This summer, things went badly wrong for a group of US college students taking part in the South China Internship Program to gain real-world working experience related to their majors. Their experience serves as a warning to young Americans embarking on similar programs, reports Rob Schmitz at Marketplace:
And that’s the moment Madson realized he had traveled 10,000 miles around the planet so that he could greet visitors at the front gate of a Chinese amusement park. His job was to wear a candy cane striped suit and collect entrance tickets from Chinese tourists. Intern Mark Rowland — the accounting major — was given a safari costume to wear. He was told he’d be working inside the park’s zoo.
After two days of this, all but one of the American interns at Chimelong quit. Amusement park staff told students the South China Internship program had misidentified them as hospitality students. And they were now on their own — four American students, stuck in China, homeless, crashing on the couches of other expatriate Americans who felt sorry for them. “We were just couchsurfing after we left the employee dorms,” says Rowland.

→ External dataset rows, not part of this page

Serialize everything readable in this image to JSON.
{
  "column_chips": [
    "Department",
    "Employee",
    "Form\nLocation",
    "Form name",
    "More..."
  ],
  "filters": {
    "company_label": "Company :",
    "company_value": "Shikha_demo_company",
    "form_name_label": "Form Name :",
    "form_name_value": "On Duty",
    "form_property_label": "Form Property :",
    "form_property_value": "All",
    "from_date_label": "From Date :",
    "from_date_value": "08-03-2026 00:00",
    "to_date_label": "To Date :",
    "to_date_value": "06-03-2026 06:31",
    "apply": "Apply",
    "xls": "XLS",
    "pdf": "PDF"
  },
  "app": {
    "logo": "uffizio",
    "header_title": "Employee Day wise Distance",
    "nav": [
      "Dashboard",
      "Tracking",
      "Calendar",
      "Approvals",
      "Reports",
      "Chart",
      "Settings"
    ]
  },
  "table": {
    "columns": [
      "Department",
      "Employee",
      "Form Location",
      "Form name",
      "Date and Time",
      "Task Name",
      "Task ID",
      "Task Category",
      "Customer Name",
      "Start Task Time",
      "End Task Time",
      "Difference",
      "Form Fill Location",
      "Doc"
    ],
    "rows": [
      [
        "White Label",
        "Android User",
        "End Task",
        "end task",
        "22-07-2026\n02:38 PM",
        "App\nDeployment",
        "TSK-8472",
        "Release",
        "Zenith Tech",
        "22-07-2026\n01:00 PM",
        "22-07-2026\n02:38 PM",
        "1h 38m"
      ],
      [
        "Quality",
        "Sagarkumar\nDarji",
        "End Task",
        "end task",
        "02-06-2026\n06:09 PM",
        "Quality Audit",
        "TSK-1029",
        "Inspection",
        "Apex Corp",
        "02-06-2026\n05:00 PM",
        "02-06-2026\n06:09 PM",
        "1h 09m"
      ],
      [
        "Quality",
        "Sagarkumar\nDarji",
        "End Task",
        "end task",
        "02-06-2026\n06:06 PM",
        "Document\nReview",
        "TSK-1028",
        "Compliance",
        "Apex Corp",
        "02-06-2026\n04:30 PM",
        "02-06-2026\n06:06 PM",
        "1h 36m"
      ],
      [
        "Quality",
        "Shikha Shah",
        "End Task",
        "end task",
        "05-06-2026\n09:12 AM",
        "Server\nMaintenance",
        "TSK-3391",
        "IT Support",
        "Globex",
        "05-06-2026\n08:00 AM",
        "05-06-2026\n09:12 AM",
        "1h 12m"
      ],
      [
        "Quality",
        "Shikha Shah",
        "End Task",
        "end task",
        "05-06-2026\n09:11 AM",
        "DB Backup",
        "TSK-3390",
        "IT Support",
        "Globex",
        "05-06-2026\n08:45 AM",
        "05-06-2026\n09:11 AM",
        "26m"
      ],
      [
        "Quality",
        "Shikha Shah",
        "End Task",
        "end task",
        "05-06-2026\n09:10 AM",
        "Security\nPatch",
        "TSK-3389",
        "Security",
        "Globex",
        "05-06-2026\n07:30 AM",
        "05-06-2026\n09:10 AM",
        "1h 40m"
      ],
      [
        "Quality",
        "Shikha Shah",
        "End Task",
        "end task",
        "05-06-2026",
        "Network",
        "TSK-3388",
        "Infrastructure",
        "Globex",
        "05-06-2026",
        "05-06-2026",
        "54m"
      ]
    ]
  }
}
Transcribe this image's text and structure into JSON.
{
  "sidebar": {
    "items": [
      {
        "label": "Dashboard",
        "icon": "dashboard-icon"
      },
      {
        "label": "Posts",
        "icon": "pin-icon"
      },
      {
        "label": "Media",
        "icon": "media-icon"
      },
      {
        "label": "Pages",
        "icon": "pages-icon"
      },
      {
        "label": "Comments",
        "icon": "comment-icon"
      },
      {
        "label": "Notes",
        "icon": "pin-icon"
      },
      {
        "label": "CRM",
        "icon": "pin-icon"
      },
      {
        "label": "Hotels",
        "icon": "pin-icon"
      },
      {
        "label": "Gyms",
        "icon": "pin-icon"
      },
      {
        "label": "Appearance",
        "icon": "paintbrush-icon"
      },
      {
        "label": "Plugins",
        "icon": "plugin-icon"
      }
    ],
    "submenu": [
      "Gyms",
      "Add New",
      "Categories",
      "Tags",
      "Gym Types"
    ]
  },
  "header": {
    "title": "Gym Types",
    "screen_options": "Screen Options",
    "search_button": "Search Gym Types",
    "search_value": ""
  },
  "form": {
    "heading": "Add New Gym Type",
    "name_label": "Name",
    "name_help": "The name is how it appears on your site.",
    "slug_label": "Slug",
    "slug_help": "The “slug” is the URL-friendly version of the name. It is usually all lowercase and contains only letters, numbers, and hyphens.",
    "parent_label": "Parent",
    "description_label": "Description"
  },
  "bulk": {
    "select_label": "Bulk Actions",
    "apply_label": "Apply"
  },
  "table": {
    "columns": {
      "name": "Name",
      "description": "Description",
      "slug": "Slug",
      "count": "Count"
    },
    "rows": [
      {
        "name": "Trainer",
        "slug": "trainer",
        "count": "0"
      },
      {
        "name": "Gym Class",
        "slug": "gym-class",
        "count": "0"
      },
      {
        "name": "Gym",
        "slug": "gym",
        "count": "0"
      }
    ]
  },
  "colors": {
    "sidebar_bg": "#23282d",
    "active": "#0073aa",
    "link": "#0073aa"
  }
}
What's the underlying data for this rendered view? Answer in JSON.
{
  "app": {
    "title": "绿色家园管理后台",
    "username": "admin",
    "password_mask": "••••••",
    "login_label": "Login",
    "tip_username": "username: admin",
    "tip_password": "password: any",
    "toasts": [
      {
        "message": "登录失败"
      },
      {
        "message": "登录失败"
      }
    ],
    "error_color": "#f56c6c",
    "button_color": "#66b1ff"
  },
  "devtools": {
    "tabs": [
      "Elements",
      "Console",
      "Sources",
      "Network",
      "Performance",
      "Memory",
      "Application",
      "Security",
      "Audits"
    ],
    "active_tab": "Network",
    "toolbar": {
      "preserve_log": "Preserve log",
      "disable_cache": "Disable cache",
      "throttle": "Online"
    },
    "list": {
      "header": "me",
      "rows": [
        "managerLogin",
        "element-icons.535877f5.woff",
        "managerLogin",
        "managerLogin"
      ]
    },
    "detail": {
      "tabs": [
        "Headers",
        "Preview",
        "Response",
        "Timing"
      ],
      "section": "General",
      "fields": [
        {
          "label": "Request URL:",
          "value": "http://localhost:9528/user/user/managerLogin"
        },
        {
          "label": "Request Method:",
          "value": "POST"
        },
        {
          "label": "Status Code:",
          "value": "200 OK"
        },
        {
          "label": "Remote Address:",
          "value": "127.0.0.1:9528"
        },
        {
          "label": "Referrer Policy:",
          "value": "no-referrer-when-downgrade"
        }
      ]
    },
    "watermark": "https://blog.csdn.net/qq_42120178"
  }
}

[…] If there’s an expert on U.S. students doing internships in China, it’s Jeremy Friedlein. He’s managed an internship program for CET Academic programs for five years. The trick, says Friedlein, is managing expectations. Even though China is the world’s second largest economy, it’s still very much a developing one. “In America, when you have an internship with a company, people are used to having interns, generally speaking, and they know what their end of the deal is,” says Friedlein. “In China, internships are more or less free or cheap labor and foreign and Chinese companies will make use of that however they want to.”